▶ [What this task involves] Your response should contain every line from the data below that holds the string "AyeAbed".

─── Dataset records ───

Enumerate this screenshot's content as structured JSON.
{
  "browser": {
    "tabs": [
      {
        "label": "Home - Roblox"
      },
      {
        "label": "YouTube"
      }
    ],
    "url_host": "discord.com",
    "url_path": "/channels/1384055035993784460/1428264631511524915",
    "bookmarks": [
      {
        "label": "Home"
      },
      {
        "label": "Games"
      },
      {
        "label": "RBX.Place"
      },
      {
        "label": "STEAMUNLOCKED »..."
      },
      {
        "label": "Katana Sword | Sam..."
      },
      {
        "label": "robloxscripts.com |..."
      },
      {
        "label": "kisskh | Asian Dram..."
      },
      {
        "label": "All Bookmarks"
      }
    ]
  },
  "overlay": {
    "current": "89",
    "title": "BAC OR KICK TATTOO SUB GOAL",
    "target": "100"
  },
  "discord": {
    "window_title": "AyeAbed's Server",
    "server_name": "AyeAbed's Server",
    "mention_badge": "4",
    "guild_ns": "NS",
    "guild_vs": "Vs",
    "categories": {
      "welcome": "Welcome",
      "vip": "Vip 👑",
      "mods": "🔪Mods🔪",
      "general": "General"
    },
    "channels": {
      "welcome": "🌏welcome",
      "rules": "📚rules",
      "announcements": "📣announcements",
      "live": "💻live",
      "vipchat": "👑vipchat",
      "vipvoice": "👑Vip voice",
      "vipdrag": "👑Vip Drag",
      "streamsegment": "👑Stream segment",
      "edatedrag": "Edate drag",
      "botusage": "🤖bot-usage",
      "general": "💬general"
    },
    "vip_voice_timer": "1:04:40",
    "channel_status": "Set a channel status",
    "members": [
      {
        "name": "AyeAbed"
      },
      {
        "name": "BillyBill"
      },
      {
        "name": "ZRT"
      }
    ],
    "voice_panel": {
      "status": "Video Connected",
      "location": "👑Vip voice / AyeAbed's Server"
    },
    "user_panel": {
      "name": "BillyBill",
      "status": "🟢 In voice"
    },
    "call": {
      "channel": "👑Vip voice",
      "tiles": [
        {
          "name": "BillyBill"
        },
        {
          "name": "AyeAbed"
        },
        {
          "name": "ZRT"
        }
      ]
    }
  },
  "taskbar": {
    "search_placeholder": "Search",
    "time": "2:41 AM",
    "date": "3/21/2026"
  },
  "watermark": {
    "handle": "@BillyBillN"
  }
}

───
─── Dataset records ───

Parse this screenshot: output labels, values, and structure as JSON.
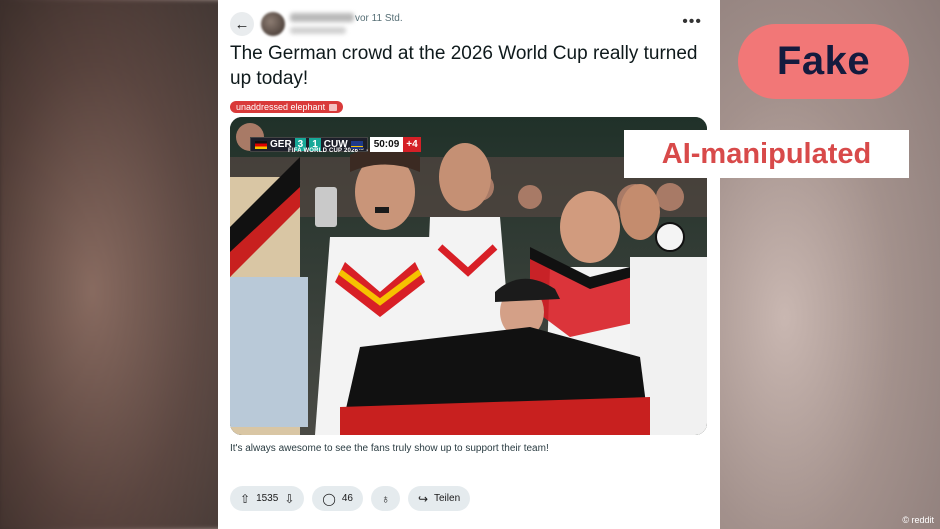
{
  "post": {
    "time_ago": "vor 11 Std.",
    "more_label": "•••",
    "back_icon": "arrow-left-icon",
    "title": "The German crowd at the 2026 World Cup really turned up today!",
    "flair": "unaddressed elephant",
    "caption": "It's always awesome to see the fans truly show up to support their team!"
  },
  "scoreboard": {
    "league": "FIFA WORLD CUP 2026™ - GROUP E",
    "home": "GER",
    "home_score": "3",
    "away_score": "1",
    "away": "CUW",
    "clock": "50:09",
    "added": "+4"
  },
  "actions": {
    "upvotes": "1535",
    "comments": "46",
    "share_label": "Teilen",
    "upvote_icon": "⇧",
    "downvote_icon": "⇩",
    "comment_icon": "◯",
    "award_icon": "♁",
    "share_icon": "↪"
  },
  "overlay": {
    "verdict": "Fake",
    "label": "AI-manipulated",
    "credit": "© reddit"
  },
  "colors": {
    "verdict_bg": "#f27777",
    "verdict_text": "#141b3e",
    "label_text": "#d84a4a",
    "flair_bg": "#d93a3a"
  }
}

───

▶ [Response to the task]
    "window_title": "AyeAbed's Server",
    "server_name": "AyeAbed's Server",
        "name": "AyeAbed"
      "location": "👑Vip voice / AyeAbed's Server"
          "name": "AyeAbed"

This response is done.